Review by Steven J. Bailey
Administrative Advisor/Student Affairs
Rhode Island School of Design, Providence, RI
Chickering’s fifth vector, “establishing identity,” is important to our work with students because it encompasses development that occurs in the first four vectors (Chickering and Reisser, 1993). Identity development includes: “(1) comfort with body and appearance, (2) comfort with gender and sexual orientation, (3) sense of self in a social, historical, and cultural context, (4) clarification of self-concept through roles and life-style, (5) sense of self in response to feedback from valued others, (6) self-acceptance and self-esteem, and (7) personal stability and integration” (Chickering and Reisser, 1993, p. 49). Knowing one’s self and the attitudes towards one’s self is important in establishing identity.
In this book author Lee Burdette Williams shows us how students can accomplish Chickering’s vectors with assistance from peer educators. Peers in the same life stage can relate to students. As older advisors can attest, peer advisors can help students establish and grasp their educational goals. This book can help academic advisors understand the peer-educated environment, how it can affect teaching of our students, and how advising should be flexible enough to accept peer advisors as a reality.
Connecting peer educators with Chickering’s vectors was excellent but I would have liked to have seen discussion of David Kolb’s theories in this book as well. Kolb discusses student learning in regards to life experiences and notes how students can mentor each other. Peer educators who understand Kolb’s Concrete Experience (feeling) ---V---Abstract Conceptualization (thinking), and Active Experimentation - (doing)---V--- Reflective Observation (watching) continuums can help students make the most of their college experience.
While there have been various additions to the literature, such as William’s book, I believe that the work of David A. Kolb (1976; 1981; 1984) and his associate Roger Fry (Kolb and Fry 1975) provides a central reference point for discussion of the use of peer educators on our campuses. This book would have been strengthened for practitioners with the addition of Kolb's work.

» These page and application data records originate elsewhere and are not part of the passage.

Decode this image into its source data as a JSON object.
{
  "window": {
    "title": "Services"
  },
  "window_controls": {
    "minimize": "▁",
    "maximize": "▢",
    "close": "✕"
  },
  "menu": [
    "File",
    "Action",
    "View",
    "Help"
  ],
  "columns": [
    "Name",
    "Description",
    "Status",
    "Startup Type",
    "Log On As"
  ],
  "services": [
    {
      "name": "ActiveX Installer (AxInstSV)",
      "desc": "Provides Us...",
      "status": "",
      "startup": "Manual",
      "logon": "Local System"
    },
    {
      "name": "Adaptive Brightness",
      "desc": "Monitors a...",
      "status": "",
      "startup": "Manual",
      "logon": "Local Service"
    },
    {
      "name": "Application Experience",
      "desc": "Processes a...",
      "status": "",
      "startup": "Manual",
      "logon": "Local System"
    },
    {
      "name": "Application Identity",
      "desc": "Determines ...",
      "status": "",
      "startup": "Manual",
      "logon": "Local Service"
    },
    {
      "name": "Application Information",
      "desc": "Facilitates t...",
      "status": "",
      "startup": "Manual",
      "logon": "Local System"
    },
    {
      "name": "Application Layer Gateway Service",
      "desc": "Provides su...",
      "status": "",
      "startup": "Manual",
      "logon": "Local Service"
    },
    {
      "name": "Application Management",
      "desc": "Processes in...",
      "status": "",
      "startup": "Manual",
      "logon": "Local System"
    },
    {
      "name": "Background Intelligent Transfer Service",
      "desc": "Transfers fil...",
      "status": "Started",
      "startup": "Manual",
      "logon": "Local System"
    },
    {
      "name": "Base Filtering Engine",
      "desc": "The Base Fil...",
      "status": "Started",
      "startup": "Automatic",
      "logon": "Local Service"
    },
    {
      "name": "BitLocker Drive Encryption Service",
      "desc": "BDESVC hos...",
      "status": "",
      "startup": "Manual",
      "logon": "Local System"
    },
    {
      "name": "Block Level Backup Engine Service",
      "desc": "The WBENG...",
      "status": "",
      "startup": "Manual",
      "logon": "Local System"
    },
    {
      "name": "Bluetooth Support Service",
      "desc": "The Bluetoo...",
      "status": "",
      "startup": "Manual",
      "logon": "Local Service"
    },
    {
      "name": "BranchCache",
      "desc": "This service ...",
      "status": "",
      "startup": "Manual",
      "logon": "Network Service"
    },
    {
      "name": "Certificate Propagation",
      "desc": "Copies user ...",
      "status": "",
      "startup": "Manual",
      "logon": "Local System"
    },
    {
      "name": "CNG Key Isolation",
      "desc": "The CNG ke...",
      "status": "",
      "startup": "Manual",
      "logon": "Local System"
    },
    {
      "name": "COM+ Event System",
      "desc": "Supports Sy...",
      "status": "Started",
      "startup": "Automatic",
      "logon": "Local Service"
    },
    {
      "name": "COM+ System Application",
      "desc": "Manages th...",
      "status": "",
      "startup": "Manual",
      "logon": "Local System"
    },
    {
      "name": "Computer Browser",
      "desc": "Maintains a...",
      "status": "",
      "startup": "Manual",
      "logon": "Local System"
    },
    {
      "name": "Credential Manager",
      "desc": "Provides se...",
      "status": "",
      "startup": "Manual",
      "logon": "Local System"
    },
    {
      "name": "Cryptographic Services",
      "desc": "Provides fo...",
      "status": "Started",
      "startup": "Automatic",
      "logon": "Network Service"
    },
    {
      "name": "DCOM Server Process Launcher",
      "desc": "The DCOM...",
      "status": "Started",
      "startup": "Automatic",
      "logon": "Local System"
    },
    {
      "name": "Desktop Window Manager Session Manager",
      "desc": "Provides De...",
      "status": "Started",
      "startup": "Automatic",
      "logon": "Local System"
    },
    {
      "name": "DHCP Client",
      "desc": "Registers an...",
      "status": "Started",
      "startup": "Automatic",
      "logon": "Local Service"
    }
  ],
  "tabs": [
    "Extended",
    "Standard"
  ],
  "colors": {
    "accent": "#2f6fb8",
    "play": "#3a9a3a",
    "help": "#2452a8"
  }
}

Chickering, A. W. and Reisser, L. (1993). Education and identity. 2nd Ed. San Francisco:
Kolb. D. A. and Fry, R. (1975). Toward an applied theory of experiential learning in C. Cooper (ed.)
Theories of Group Process. London: John Wiley.
Kolb, D. A. (1976) The Learning Style Inventory: Technical Manual. Boston, MA.: McBer.
Kolb, D. A. (1981). Learning styles and disciplinary differences. in A. W. Chickering (ed.) The Modern
American College. San Francisco: Jossey-Bass.
Kolb, D. A. (1984) Experiential Learning. Englewood Cliffs, NJ: Prentice Hall
Emerging Issues and Practices in Peer Education (New directions for students services #133).
(2011). Book by Lee Burdette Williams (Ed.). Review by Steven J. Bailey. San Francisco, CA: Jossey-Bass. 107 pp. $29.00. ISBN # 978-1-1180-2465-2